Give only the number of lines in the data that contain the word "Speicherempfang".

▸ **Excerpts from an interface dataset**:
□ □ □ □

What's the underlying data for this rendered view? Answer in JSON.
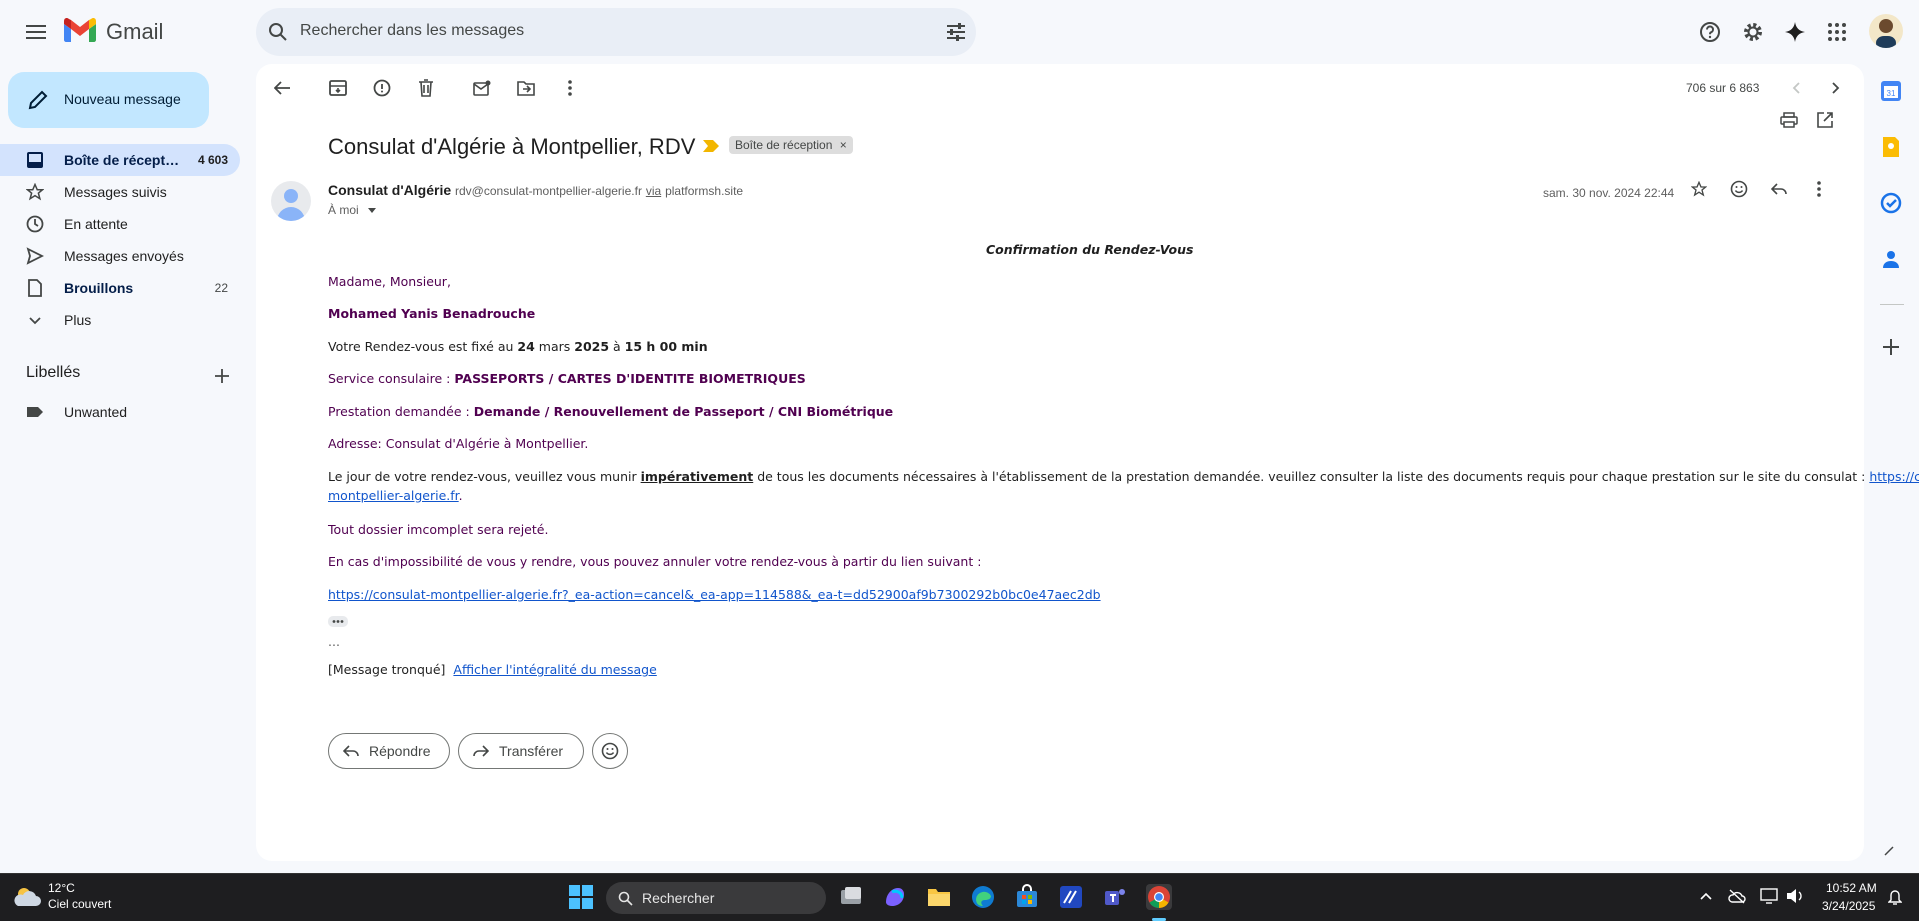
{
  "app": {
    "name": "Gmail"
  },
  "search": {
    "placeholder": "Rechercher dans les messages"
  },
  "sidebar": {
    "compose_label": "Nouveau message",
    "items": [
      {
        "label": "Boîte de récept…",
        "count": "4 603",
        "icon": "inbox-icon"
      },
      {
        "label": "Messages suivis",
        "count": "",
        "icon": "star-icon"
      },
      {
        "label": "En attente",
        "count": "",
        "icon": "clock-icon"
      },
      {
        "label": "Messages envoyés",
        "count": "",
        "icon": "send-icon"
      },
      {
        "label": "Brouillons",
        "count": "22",
        "icon": "draft-icon"
      },
      {
        "label": "Plus",
        "count": "",
        "icon": "chevron-down-icon"
      }
    ],
    "labels_title": "Libellés",
    "labels": [
      {
        "label": "Unwanted",
        "icon": "label-icon"
      }
    ]
  },
  "toolbar": {
    "pagination": "706 sur 6 863"
  },
  "email": {
    "subject": "Consulat d'Algérie à Montpellier, RDV",
    "tag": "Boîte de réception",
    "tag_close": "×",
    "sender_name": "Consulat d'Algérie",
    "sender_email": "rdv@consulat-montpellier-algerie.fr",
    "via_label": "via",
    "via_domain": "platformsh.site",
    "recipient": "À moi",
    "date": "sam. 30 nov. 2024 22:44",
    "body": {
      "heading": "Confirmation du Rendez-Vous",
      "greeting": "Madame, Monsieur,",
      "name": "Mohamed Yanis  Benadrouche",
      "appt_prefix": "Votre Rendez-vous est fixé au ",
      "appt_date": "24",
      "appt_month": " mars ",
      "appt_year": "2025",
      "appt_mid": " à ",
      "appt_time": "15 h 00 min",
      "service_label": "Service consulaire : ",
      "service_value": "PASSEPORTS / CARTES D'IDENTITE BIOMETRIQUES",
      "prestation_label": "Prestation demandée : ",
      "prestation_value": "Demande / Renouvellement de Passeport / CNI Biométrique",
      "address": "Adresse: Consulat d'Algérie à Montpellier.",
      "docs_pre": "Le jour de votre rendez-vous, veuillez vous munir ",
      "docs_bold": "impérativement",
      "docs_post": " de tous les documents nécessaires à l'établissement de la prestation demandée. veuillez consulter la liste des documents requis pour chaque prestation sur le site du consulat : ",
      "docs_link1": "https://consulat-",
      "docs_link2": "montpellier-algerie.fr",
      "docs_end": ".",
      "incomplete": "Tout dossier imcomplet sera rejeté.",
      "cancel_text": "En cas d'impossibilité de vous y rendre, vous pouvez annuler votre rendez-vous à partir du lien suivant :",
      "cancel_link": "https://consulat-montpellier-algerie.fr?_ea-action=cancel&_ea-app=114588&_ea-t=dd52900af9b7300292b0bc0e47aec2db",
      "ellipsis": "...",
      "truncated": "[Message tronqué]",
      "show_full": "Afficher l'intégralité du message"
    }
  },
  "actions": {
    "reply": "Répondre",
    "forward": "Transférer"
  },
  "taskbar": {
    "weather_temp": "12°C",
    "weather_desc": "Ciel couvert",
    "search": "Rechercher",
    "time": "10:52 AM",
    "date": "3/24/2025"
  },
  "colors": {
    "compose": "#c2e7ff",
    "active_nav": "#d3e3fd",
    "body_text": "#500050",
    "link": "#1155cc"
  }
}
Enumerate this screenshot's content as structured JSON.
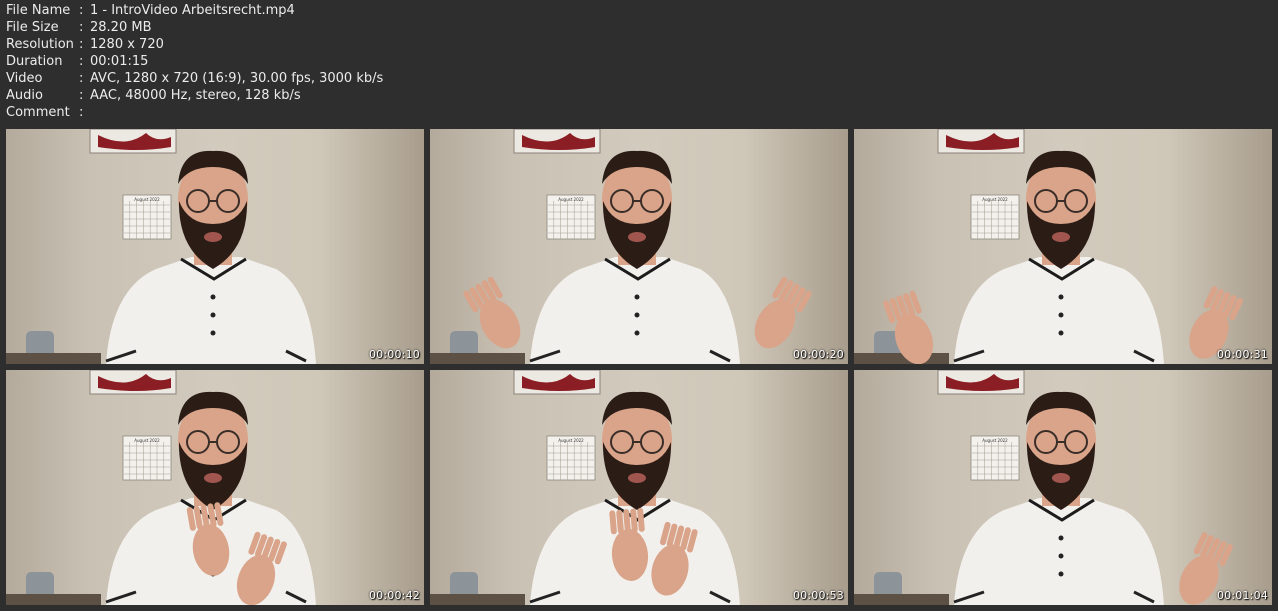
{
  "info": [
    {
      "label": "File Name",
      "value": "1 - IntroVideo Arbeitsrecht.mp4"
    },
    {
      "label": "File Size",
      "value": "28.20 MB"
    },
    {
      "label": "Resolution",
      "value": "1280 x 720"
    },
    {
      "label": "Duration",
      "value": "00:01:15"
    },
    {
      "label": "Video",
      "value": "AVC, 1280 x 720 (16:9), 30.00 fps, 3000 kb/s"
    },
    {
      "label": "Audio",
      "value": "AAC, 48000 Hz, stereo, 128 kb/s"
    },
    {
      "label": "Comment",
      "value": ""
    }
  ],
  "colon": ":",
  "thumbnails": [
    {
      "timestamp": "00:00:10"
    },
    {
      "timestamp": "00:00:20"
    },
    {
      "timestamp": "00:00:31"
    },
    {
      "timestamp": "00:00:42"
    },
    {
      "timestamp": "00:00:53"
    },
    {
      "timestamp": "00:01:04"
    }
  ],
  "calendar_label": "August 2022",
  "colors": {
    "background": "#2e2e2e",
    "text": "#ececec",
    "wall": "#cfc7b8",
    "shirt": "#f2f0ec",
    "beard": "#2b1d16",
    "skin": "#d9a48a"
  }
}
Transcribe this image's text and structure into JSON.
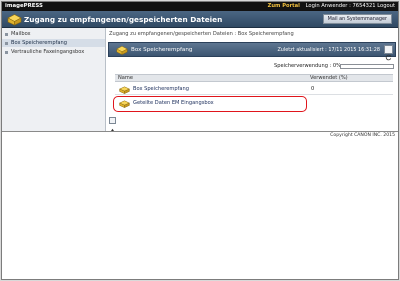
{
  "app": {
    "brand": "imagePRESS"
  },
  "topbar": {
    "portal_link": "Zum Portal",
    "user_text": "Login Anwender : 7654321",
    "logout_link": "Logout"
  },
  "header": {
    "title": "Zugang zu empfangenen/gespeicherten Dateien",
    "mail_button": "Mail an Systemmanager"
  },
  "sidebar": {
    "items": [
      {
        "label": "Mailbox"
      },
      {
        "label": "Box Speicherempfang"
      },
      {
        "label": "Vertrauliche Faxeingangsbox"
      }
    ]
  },
  "breadcrumb": {
    "text": "Zugang zu empfangenen/gespeicherten Dateien : Box Speicherempfang"
  },
  "panel": {
    "title": "Box Speicherempfang",
    "updated": "Zuletzt aktualisiert : 17/11 2015 16:31:28"
  },
  "usage": {
    "label": "Speicherverwendung : 0%",
    "fraction": 0
  },
  "table": {
    "col_name": "Name",
    "col_used": "Verwendet (%)",
    "rows": [
      {
        "name": "Box Speicherempfang",
        "used": "0",
        "highlighted": false
      },
      {
        "name": "Geteilte Daten EM Eingangsbox",
        "used": "",
        "highlighted": true
      }
    ]
  },
  "footer": {
    "copyright": "Copyright CANON INC. 2015"
  },
  "colors": {
    "header": "#2f4963",
    "panel": "#3c5571",
    "highlight": "#e0151c",
    "portal": "#f0c040"
  },
  "icons": {
    "header": "box-icon",
    "panel": "box-icon",
    "row": "box-icon",
    "refresh": "refresh-icon"
  }
}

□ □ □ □

▸ **Completed exercise**: 4